Also still with the box are wood-graining tools, some specialty brushes – a stipple brush and a “feathering” brush. And an odd kind of tool with a metal reservoir and several small camel hair brushes mounted in the ends of tubes coming from the reservoir.

This little box of tools is one of the most valued of my possessions.

In the 1920’s, when my paternal grandfather immigrated to Chicago, from a farm near Munich in Germany where he grew up with 13 brothers and sisters, he immediately found work as a house painter for a large painting contractor. The work was hard, low paying and he was treated like the low skilled worker that he was. But despite coming into the trade with absolutely no skill, within a matter of five or six years he was working for himself, and had no shortage of work until he retired when he was in his mid seventies. He not only thoroughly learned the trade, be also picked up several specialty skills as well. One was faux finishing.

One of his “clients” was the Catholic Archdiocese in Chicago. Through the 1960’s, he often was called to work with crews of other specialized painters to decorate church interiors as they were being built, renovated or repainted. In many of the Catholic churches, what looks like marble, or mosaics, is actually paint. The best example of faux finishes are in St. Hyacinth Catholic Church on the north side. He worked there during the 1940’s I think, so, well after it was built, probably during some early restorations. He didn’t paint any of the artwork, but specialized in faux marble, wood, stencils and decorative patterns.

At one time or another, he worked in about a dozen churches, St Benedict, St. Alphonsis, St. Edwards, St. Michael, Holy Name Cathedral. While working on scaffolding in St. Alphonsis, during restoration after a big fire, he fell about 20 feet and landed on his back in a pew. He survived with a back injury which kept him out of work for over a year, and he had back problems and sciatica for the rest of his life, which he medicated with alcohol. The church paid for his hospital costs, his union helped him with money while he was out of work.

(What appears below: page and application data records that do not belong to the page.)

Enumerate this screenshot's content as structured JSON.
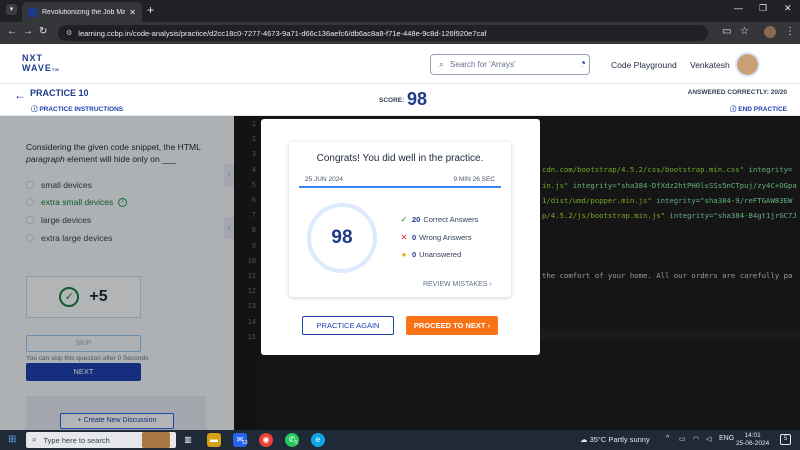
{
  "browser": {
    "tab_title": "Revolutionizing the Job Market",
    "url": "learning.ccbp.in/code-analysis/practice/d2cc18c0-7277-4673-9a71-d66c136aefc6/db6ac8a8-f71e-448e-9c8d-126f920e7caf"
  },
  "header": {
    "logo_line1": "NXT",
    "logo_line2": "WAVE",
    "logo_tm": "TM",
    "search_placeholder": "Search for 'Arrays'",
    "code_playground": "Code Playground",
    "username": "Venkatesh"
  },
  "practice_bar": {
    "title": "PRACTICE 10",
    "instructions": "PRACTICE INSTRUCTIONS",
    "score_label": "SCORE:",
    "score": "98",
    "answered": "ANSWERED CORRECTLY: 20/20",
    "end": "END PRACTICE"
  },
  "question": {
    "text_before": "Considering the given code snippet, the HTML ",
    "text_em": "paragraph",
    "text_after": " element will hide only on ___",
    "options": [
      "small devices",
      "extra small devices",
      "large devices",
      "extra large devices"
    ],
    "correct_index": 1,
    "points": "+5",
    "skip_label": "SKIP",
    "skip_note": "You can skip this question after 0 Seconds",
    "next_label": "NEXT",
    "discussion_label": "+ Create New Discussion"
  },
  "editor": {
    "line_numbers": [
      "1",
      "2",
      "3",
      "4",
      "5",
      "6",
      "7",
      "8",
      "9",
      "10",
      "11",
      "12",
      "13",
      "14",
      "15"
    ],
    "code_lines": [
      {
        "code": "cdn.com/bootstrap/4.5.2/css/bootstrap.min.css\"",
        "attr": "integrity="
      },
      {
        "code": "in.js\"",
        "attr": "integrity=\"sha384-DfXdz2htPH0lsSSs5nCTpuj/zy4C+OGpa"
      },
      {
        "code": "1/dist/umd/popper.min.js\"",
        "attr": "integrity=\"sha384-9/reFTGAW83EW"
      },
      {
        "code": "p/4.5.2/js/bootstrap.min.js\"",
        "attr": "integrity=\"sha384-B4gt1jrGC7J"
      },
      {
        "text": "the comfort of your home. All our orders are carefully pa"
      }
    ]
  },
  "modal": {
    "title": "Congrats! You did well in the practice.",
    "date": "25 JUN 2024",
    "duration": "9 MIN 26 SEC",
    "score": "98",
    "correct_count": "20",
    "correct_label": "Correct Answers",
    "wrong_count": "0",
    "wrong_label": "Wrong Answers",
    "unanswered_count": "0",
    "unanswered_label": "Unanswered",
    "review": "REVIEW MISTAKES",
    "practice_again": "PRACTICE AGAIN",
    "proceed": "PROCEED TO NEXT"
  },
  "taskbar": {
    "search": "Type here to search",
    "mail_badge": "13",
    "whatsapp_badge": "5",
    "weather": "35°C  Partly sunny",
    "lang": "ENG",
    "time": "14:01",
    "date": "25-06-2024",
    "notif_count": "5"
  },
  "colors": {
    "brand": "#1e3a8a",
    "accent_orange": "#f97316",
    "correct_green": "#15803d",
    "wrong_red": "#dc2626",
    "unanswered_yellow": "#eab308"
  }
}
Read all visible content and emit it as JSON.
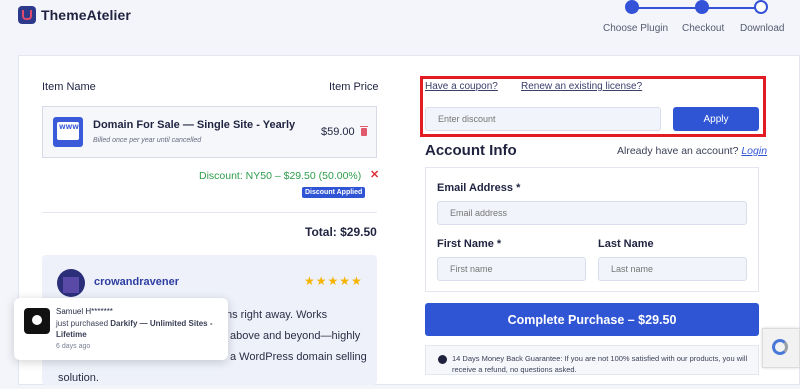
{
  "header": {
    "brand": "ThemeAtelier"
  },
  "steps": [
    {
      "label": "Choose Plugin",
      "state": "done"
    },
    {
      "label": "Checkout",
      "state": "current"
    },
    {
      "label": "Download",
      "state": "pending"
    }
  ],
  "cart": {
    "col_item": "Item Name",
    "col_price": "Item Price",
    "item": {
      "icon_text": "WWW",
      "title": "Domain For Sale — Single Site - Yearly",
      "subtitle": "Billed once per year until cancelled",
      "price": "$59.00"
    },
    "discount_text": "Discount:  NY50 – $29.50 (50.00%)",
    "discount_remove": "✕",
    "discount_badge": "Discount Applied",
    "total": "Total: $29.50"
  },
  "review": {
    "name": "crowandravener",
    "stars": "★★★★★",
    "lines": [
      "ns right away. Works",
      "above and beyond—highly",
      "a WordPress domain selling",
      "solution."
    ]
  },
  "toast": {
    "name": "Samuel H*******",
    "action": "just purchased",
    "product": "Darkify — Unlimited Sites - Lifetime",
    "time": "6 days ago"
  },
  "coupon": {
    "have_coupon": "Have a coupon?",
    "renew": "Renew an existing license?",
    "placeholder": "Enter discount",
    "apply": "Apply"
  },
  "account": {
    "title": "Account Info",
    "question": "Already have an account?",
    "login": "Login",
    "email_label": "Email Address *",
    "email_placeholder": "Email address",
    "first_label": "First Name *",
    "first_placeholder": "First name",
    "last_label": "Last Name",
    "last_placeholder": "Last name"
  },
  "purchase": {
    "label": "Complete Purchase – $29.50"
  },
  "guarantee": {
    "text": "14 Days Money Back Guarantee: If you are not 100% satisfied with our products, you will receive a refund, no questions asked."
  },
  "colors": {
    "accent": "#2f55d4",
    "highlight": "#e31b23",
    "success": "#2d9d4a"
  }
}
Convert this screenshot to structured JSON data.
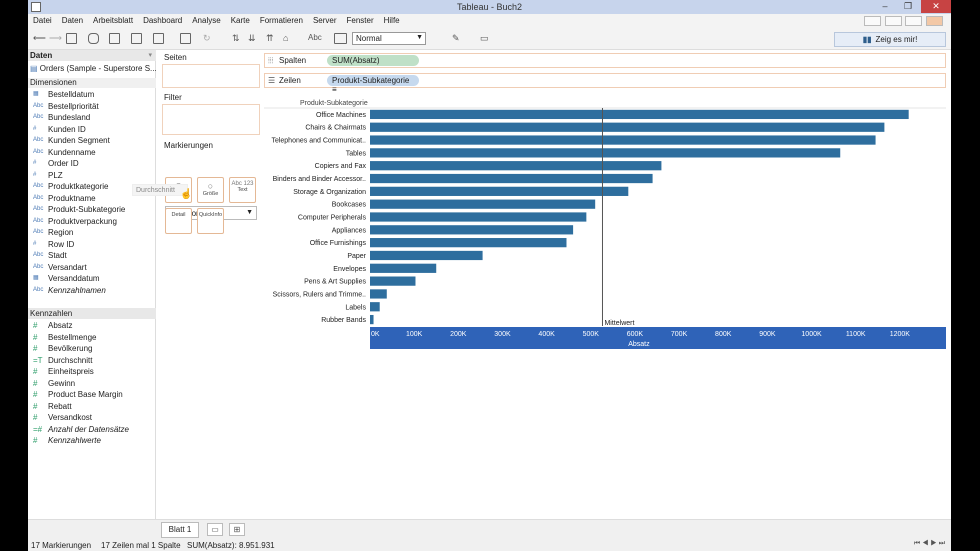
{
  "window": {
    "title": "Tableau - Buch2"
  },
  "menu": [
    "Datei",
    "Daten",
    "Arbeitsblatt",
    "Dashboard",
    "Analyse",
    "Karte",
    "Formatieren",
    "Server",
    "Fenster",
    "Hilfe"
  ],
  "toolbar": {
    "text_label": "Abc",
    "format_value": "Normal",
    "show_me": "Zeig es mir!"
  },
  "data_pane": {
    "header": "Daten",
    "datasource": "Orders (Sample - Superstore S...",
    "dimensions_header": "Dimensionen",
    "dimensions": [
      {
        "icon": "cal",
        "label": "Bestelldatum"
      },
      {
        "icon": "Abc",
        "label": "Bestellpriorität"
      },
      {
        "icon": "Abc",
        "label": "Bundesland"
      },
      {
        "icon": "#",
        "label": "Kunden ID"
      },
      {
        "icon": "Abc",
        "label": "Kunden Segment"
      },
      {
        "icon": "Abc",
        "label": "Kundenname"
      },
      {
        "icon": "#",
        "label": "Order ID"
      },
      {
        "icon": "#",
        "label": "PLZ"
      },
      {
        "icon": "Abc",
        "label": "Produktkategorie"
      },
      {
        "icon": "Abc",
        "label": "Produktname"
      },
      {
        "icon": "Abc",
        "label": "Produkt-Subkategorie"
      },
      {
        "icon": "Abc",
        "label": "Produktverpackung"
      },
      {
        "icon": "Abc",
        "label": "Region"
      },
      {
        "icon": "#",
        "label": "Row ID"
      },
      {
        "icon": "Abc",
        "label": "Stadt"
      },
      {
        "icon": "Abc",
        "label": "Versandart"
      },
      {
        "icon": "cal",
        "label": "Versanddatum"
      },
      {
        "icon": "Abc",
        "label": "Kennzahlnamen",
        "italic": true
      }
    ],
    "measures_header": "Kennzahlen",
    "measures": [
      {
        "icon": "#",
        "label": "Absatz"
      },
      {
        "icon": "#",
        "label": "Bestellmenge"
      },
      {
        "icon": "#",
        "label": "Bevölkerung"
      },
      {
        "icon": "=T",
        "label": "Durchschnitt"
      },
      {
        "icon": "#",
        "label": "Einheitspreis"
      },
      {
        "icon": "#",
        "label": "Gewinn"
      },
      {
        "icon": "#",
        "label": "Product Base Margin"
      },
      {
        "icon": "#",
        "label": "Rebatt"
      },
      {
        "icon": "#",
        "label": "Versandkost"
      },
      {
        "icon": "=#",
        "label": "Anzahl der Datensätze",
        "italic": true
      },
      {
        "icon": "#",
        "label": "Kennzahlwerte",
        "italic": true
      }
    ]
  },
  "cards": {
    "pages": "Seiten",
    "filter": "Filter",
    "marks": "Markierungen",
    "mark_type": "Automatisch",
    "mark_buttons": [
      "Farbe",
      "Größe",
      "Text",
      "Detail",
      "QuickInfo"
    ],
    "mark_text_icon": "Abc 123",
    "drag_tooltip": "Durchschnitt"
  },
  "shelves": {
    "columns_label": "Spalten",
    "columns_pill": "SUM(Absatz)",
    "rows_label": "Zeilen",
    "rows_pill": "Produkt-Subkategorie"
  },
  "chart_data": {
    "type": "bar",
    "orientation": "horizontal",
    "row_header": "Produkt-Subkategorie",
    "categories": [
      "Office Machines",
      "Chairs & Chairmats",
      "Telephones and Communicat..",
      "Tables",
      "Copiers and Fax",
      "Binders and Binder Accessor..",
      "Storage & Organization",
      "Bookcases",
      "Computer Peripherals",
      "Appliances",
      "Office Furnishings",
      "Paper",
      "Envelopes",
      "Pens & Art Supplies",
      "Scissors, Rulers and Trimme..",
      "Labels",
      "Rubber Bands"
    ],
    "values": [
      1220000,
      1165000,
      1145000,
      1065000,
      660000,
      640000,
      585000,
      510000,
      490000,
      460000,
      445000,
      255000,
      150000,
      103000,
      38000,
      22000,
      8000
    ],
    "xlabel": "Absatz",
    "xlim": [
      0,
      1300000
    ],
    "xticks": [
      "0K",
      "100K",
      "200K",
      "300K",
      "400K",
      "500K",
      "600K",
      "700K",
      "800K",
      "900K",
      "1000K",
      "1100K",
      "1200K"
    ],
    "reference_line": {
      "value": 526525,
      "label": "Mittelwert"
    },
    "bar_color": "#2e6e9e",
    "axis_color": "#2f63b8"
  },
  "tabs": {
    "sheet": "Blatt 1"
  },
  "status": {
    "marks": "17 Markierungen",
    "dims": "17 Zeilen mal 1 Spalte",
    "sum": "SUM(Absatz): 8.951.931"
  }
}
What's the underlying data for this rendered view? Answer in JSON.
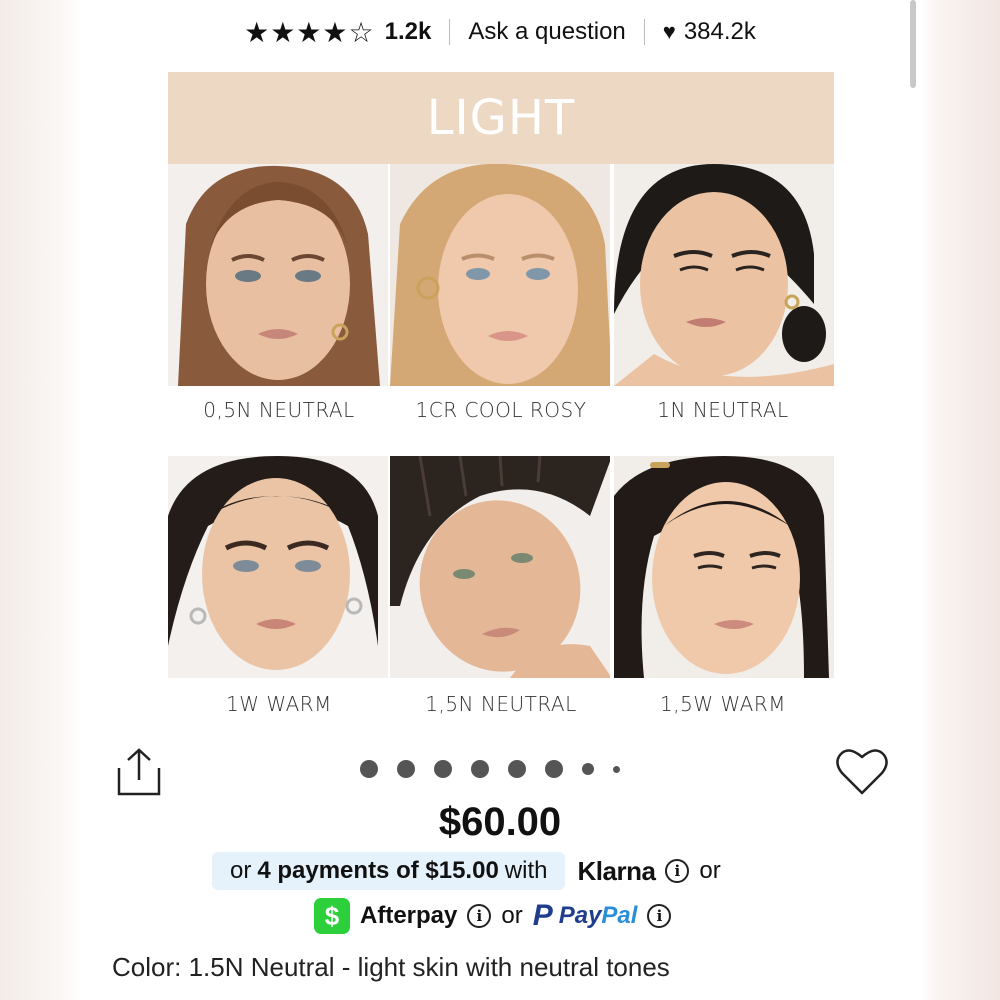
{
  "rating": {
    "stars": "★★★★☆",
    "count": "1.2k"
  },
  "ask_question": "Ask a question",
  "loves": {
    "icon": "heart-icon",
    "count": "384.2k"
  },
  "image": {
    "banner": "LIGHT",
    "captions": [
      "0,5N NEUTRAL",
      "1CR COOL ROSY",
      "1N NEUTRAL",
      "1W WARM",
      "1,5N NEUTRAL",
      "1,5W WARM"
    ]
  },
  "carousel": {
    "total_dots": 8
  },
  "price": "$60.00",
  "klarna": {
    "prefix": "or",
    "bold": "4 payments of $15.00",
    "suffix": "with",
    "brand": "Klarna",
    "after": "or"
  },
  "afterpay": {
    "badge": "$",
    "brand": "Afterpay",
    "or": "or"
  },
  "paypal": {
    "p": "P",
    "pay": "Pay",
    "pal": "Pal"
  },
  "color_line": "Color: 1.5N Neutral - light skin with neutral tones"
}
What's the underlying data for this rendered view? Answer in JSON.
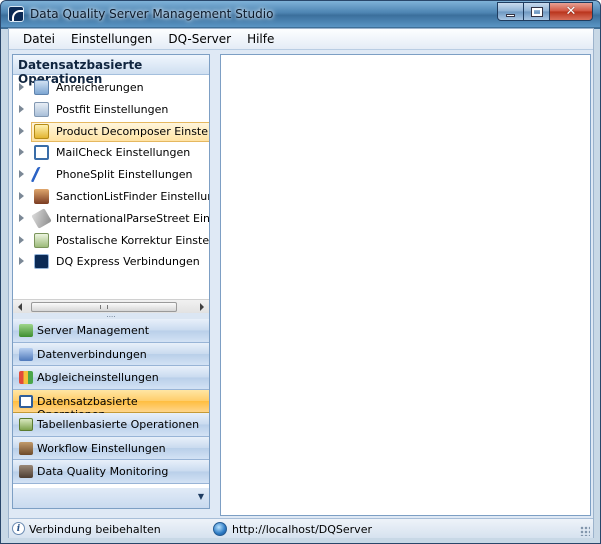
{
  "window": {
    "title": "Data Quality Server Management Studio"
  },
  "menu": [
    "Datei",
    "Einstellungen",
    "DQ-Server",
    "Hilfe"
  ],
  "left_panel": {
    "header": "Datensatzbasierte Operationen",
    "tree_items": [
      {
        "label": "Anreicherungen",
        "icon": "enrichment-icon"
      },
      {
        "label": "Postfit Einstellungen",
        "icon": "postfit-icon"
      },
      {
        "label": "Product Decomposer Einstellungen",
        "icon": "product-decomposer-icon",
        "selected": true
      },
      {
        "label": "MailCheck Einstellungen",
        "icon": "at-sign-icon"
      },
      {
        "label": "PhoneSplit Einstellungen",
        "icon": "phone-icon"
      },
      {
        "label": "SanctionListFinder Einstellungen",
        "icon": "person-icon"
      },
      {
        "label": "InternationalParseStreet Einstellungen",
        "icon": "street-icon"
      },
      {
        "label": "Postalische Korrektur Einstellungen",
        "icon": "postal-correction-icon"
      },
      {
        "label": "DQ Express Verbindungen",
        "icon": "dq-express-icon"
      }
    ],
    "splitter_grip": "....",
    "nav_buttons": [
      {
        "label": "Server Management",
        "icon": "server-icon"
      },
      {
        "label": "Datenverbindungen",
        "icon": "data-connection-icon"
      },
      {
        "label": "Abgleicheinstellungen",
        "icon": "matching-icon"
      },
      {
        "label": "Datensatzbasierte Operationen",
        "icon": "record-operations-icon",
        "active": true
      },
      {
        "label": "Tabellenbasierte Operationen",
        "icon": "table-operations-icon"
      },
      {
        "label": "Workflow Einstellungen",
        "icon": "workflow-icon"
      },
      {
        "label": "Data Quality Monitoring",
        "icon": "monitoring-icon"
      }
    ],
    "footer_arrow": "▼"
  },
  "status": {
    "info_glyph": "i",
    "left_text": "Verbindung beibehalten",
    "server_url": "http://localhost/DQServer"
  }
}
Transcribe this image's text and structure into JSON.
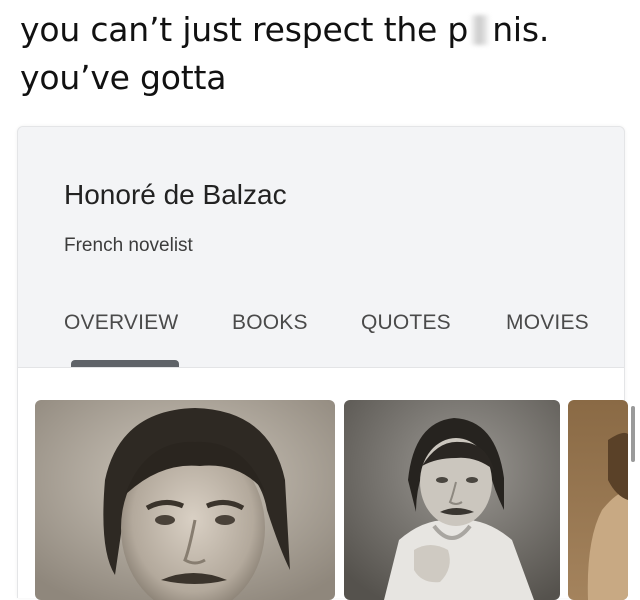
{
  "caption": {
    "line1_before": "you can’t just respect the p",
    "line1_after": "nis.",
    "line2": "you’ve gotta"
  },
  "panel": {
    "title": "Honoré de Balzac",
    "subtitle": "French novelist",
    "tabs": [
      {
        "label": "OVERVIEW",
        "selected": true
      },
      {
        "label": "BOOKS",
        "selected": false
      },
      {
        "label": "QUOTES",
        "selected": false
      },
      {
        "label": "MOVIES",
        "selected": false
      }
    ]
  },
  "photos": [
    {
      "icon": "portrait-photo"
    },
    {
      "icon": "portrait-photo"
    },
    {
      "icon": "portrait-photo"
    }
  ],
  "colors": {
    "card_background": "#f3f4f6",
    "tab_indicator": "#5f6368",
    "text_primary": "#222222"
  }
}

I apprenticed as a painter, with my grandfather when I was in my teens, working with him for several summers when he was older and had difficulty doing the work himself, especially moving the heavy ladders around. By that time his work was all residential. I ended up taking a lot of the exterior work and eventually, when he retired, took on the few of his remaining clients. Thus my entry into the building trades. I never intended to work in the trades, but it proved to very helpful to have those skills later on as I began to work as a musician. My grandfather was the first to advise me that if I was going to be a working musician, I had better learn another trade as well.

I never learned the art of faux finishing. He showed me a few things in his basement workshop over the years, and I played around a little, but never had the chance to actually work in it, which is the only way to get real experience. I’ve done a little over the years for one or two clients, but was not very good at it.

The box still has a peculiar old paint smell.

Unreturned

Found another book I never returned to a friend who died a year or so ago. Tell you what, if I ever die suddenly and you’re one of the people that still has one, or some, of the books, music or recordings I’ve lent out over the past decades, feel free to keep them. No guilt. You still have them because they probably mean more to you than they do to me. And no one will know but us. Well just you, actually.